## Given entries
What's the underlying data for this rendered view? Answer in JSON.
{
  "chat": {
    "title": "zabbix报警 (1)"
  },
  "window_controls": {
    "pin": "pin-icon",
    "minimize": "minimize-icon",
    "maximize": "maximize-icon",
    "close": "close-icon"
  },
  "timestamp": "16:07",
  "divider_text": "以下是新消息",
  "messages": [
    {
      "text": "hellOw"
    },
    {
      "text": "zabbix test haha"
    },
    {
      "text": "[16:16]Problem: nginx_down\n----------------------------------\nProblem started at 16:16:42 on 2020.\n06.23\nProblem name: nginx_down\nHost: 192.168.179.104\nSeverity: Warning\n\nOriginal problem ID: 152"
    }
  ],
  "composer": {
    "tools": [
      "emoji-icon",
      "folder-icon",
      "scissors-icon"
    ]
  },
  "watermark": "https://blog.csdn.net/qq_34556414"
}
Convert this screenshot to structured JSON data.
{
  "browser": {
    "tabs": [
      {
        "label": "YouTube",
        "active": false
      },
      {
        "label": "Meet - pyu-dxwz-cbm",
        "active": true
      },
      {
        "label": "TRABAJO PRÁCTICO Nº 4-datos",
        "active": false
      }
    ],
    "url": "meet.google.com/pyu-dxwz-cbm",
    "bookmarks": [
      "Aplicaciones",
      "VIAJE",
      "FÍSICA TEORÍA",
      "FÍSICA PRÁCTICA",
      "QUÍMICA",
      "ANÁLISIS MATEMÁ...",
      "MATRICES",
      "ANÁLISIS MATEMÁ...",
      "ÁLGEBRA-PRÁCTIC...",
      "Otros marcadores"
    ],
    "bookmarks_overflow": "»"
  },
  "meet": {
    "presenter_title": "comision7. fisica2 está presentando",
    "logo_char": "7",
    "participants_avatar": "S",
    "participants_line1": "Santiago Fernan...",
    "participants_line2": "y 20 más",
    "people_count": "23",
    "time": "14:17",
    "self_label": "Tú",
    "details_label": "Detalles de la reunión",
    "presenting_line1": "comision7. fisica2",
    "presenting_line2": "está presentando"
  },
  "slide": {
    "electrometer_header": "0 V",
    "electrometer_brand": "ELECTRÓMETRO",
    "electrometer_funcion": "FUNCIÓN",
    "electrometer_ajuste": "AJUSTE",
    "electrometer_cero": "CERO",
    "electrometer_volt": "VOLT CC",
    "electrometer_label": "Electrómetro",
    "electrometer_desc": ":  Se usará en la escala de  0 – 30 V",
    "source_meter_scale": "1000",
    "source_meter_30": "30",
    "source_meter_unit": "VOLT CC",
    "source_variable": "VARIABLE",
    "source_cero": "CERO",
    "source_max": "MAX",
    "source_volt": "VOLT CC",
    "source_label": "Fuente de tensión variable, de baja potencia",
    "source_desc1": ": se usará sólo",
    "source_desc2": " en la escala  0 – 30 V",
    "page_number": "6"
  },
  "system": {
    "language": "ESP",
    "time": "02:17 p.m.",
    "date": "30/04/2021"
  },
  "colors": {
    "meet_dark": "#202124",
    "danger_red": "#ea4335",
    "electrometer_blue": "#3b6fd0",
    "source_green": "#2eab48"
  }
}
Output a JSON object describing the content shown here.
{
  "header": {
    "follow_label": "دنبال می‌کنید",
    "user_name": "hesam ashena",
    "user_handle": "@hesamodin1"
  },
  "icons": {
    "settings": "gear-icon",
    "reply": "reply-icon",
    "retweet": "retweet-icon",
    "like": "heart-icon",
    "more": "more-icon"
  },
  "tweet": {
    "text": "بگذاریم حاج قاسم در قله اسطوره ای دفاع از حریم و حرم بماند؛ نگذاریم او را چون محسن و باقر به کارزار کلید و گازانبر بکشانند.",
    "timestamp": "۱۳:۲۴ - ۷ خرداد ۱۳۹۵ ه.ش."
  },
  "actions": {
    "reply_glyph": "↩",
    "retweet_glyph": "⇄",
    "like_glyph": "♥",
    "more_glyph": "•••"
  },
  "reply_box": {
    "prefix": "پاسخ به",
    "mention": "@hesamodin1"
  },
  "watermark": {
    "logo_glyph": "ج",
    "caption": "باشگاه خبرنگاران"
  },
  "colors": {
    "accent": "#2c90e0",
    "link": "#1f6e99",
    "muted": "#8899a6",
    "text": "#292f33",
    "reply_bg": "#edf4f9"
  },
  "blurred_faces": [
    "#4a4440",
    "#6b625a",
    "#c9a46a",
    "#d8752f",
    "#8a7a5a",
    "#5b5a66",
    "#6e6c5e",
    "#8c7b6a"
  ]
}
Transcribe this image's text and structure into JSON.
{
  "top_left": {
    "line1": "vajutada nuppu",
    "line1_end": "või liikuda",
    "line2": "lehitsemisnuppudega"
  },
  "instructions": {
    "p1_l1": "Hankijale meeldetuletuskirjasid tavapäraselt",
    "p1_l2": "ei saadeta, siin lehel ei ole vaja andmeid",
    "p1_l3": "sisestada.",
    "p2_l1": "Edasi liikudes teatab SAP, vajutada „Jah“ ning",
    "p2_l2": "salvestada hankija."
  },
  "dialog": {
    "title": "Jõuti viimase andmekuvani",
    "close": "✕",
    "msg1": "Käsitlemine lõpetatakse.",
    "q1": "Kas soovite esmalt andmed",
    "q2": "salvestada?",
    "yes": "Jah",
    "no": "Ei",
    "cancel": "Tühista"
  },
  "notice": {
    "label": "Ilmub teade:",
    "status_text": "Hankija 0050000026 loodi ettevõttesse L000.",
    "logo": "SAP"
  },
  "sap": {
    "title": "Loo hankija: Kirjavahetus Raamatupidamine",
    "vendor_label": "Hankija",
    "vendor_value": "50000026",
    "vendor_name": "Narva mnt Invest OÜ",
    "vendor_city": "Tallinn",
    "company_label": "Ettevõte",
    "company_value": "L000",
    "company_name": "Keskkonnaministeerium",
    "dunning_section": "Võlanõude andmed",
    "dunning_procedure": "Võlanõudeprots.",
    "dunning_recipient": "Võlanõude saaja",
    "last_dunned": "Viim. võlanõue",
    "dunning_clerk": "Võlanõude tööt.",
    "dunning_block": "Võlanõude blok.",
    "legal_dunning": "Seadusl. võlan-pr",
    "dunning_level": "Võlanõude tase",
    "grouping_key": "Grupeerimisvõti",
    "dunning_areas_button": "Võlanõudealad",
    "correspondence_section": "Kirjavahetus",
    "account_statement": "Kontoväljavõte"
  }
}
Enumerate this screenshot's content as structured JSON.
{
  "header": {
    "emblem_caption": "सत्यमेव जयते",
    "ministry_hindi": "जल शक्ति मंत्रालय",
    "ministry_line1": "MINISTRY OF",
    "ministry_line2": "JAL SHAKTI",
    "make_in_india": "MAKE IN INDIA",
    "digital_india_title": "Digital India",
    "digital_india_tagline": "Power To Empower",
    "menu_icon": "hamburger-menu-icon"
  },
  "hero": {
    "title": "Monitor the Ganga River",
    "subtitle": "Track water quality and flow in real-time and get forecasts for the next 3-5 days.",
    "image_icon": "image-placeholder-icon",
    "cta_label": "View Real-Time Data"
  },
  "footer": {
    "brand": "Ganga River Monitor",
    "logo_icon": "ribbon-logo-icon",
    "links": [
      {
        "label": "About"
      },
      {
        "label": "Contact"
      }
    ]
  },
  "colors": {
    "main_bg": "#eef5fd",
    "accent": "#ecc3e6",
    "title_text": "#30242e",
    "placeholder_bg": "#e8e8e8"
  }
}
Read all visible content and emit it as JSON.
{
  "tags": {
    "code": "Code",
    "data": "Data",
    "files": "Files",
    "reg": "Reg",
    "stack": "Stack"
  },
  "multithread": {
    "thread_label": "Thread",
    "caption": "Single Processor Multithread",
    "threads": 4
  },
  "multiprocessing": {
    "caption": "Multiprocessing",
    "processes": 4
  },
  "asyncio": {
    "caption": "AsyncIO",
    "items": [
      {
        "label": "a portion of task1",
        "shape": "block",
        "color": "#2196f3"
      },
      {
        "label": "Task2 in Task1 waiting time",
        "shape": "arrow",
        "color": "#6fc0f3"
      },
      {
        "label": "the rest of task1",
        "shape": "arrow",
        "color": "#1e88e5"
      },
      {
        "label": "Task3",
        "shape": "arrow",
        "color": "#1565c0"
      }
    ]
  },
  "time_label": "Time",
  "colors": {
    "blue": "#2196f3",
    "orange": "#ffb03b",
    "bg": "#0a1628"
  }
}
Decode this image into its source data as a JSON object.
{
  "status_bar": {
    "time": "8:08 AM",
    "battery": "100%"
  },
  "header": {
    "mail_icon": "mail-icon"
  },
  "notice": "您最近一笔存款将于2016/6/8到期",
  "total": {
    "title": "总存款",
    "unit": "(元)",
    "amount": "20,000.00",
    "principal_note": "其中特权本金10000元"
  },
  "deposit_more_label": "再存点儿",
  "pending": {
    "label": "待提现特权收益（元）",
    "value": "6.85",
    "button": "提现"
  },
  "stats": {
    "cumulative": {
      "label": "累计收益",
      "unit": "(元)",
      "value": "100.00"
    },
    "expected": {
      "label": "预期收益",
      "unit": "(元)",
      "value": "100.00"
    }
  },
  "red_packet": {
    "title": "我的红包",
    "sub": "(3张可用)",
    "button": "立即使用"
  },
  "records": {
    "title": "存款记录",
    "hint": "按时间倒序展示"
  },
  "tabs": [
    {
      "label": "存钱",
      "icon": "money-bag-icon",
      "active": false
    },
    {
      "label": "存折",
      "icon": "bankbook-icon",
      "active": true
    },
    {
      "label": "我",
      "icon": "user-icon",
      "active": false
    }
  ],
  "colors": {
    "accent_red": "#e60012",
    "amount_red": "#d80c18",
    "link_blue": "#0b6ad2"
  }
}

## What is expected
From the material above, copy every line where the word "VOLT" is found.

## Response area
    "electrometer_volt": "VOLT CC",
    "source_meter_unit": "VOLT CC",
    "source_volt": "VOLT CC",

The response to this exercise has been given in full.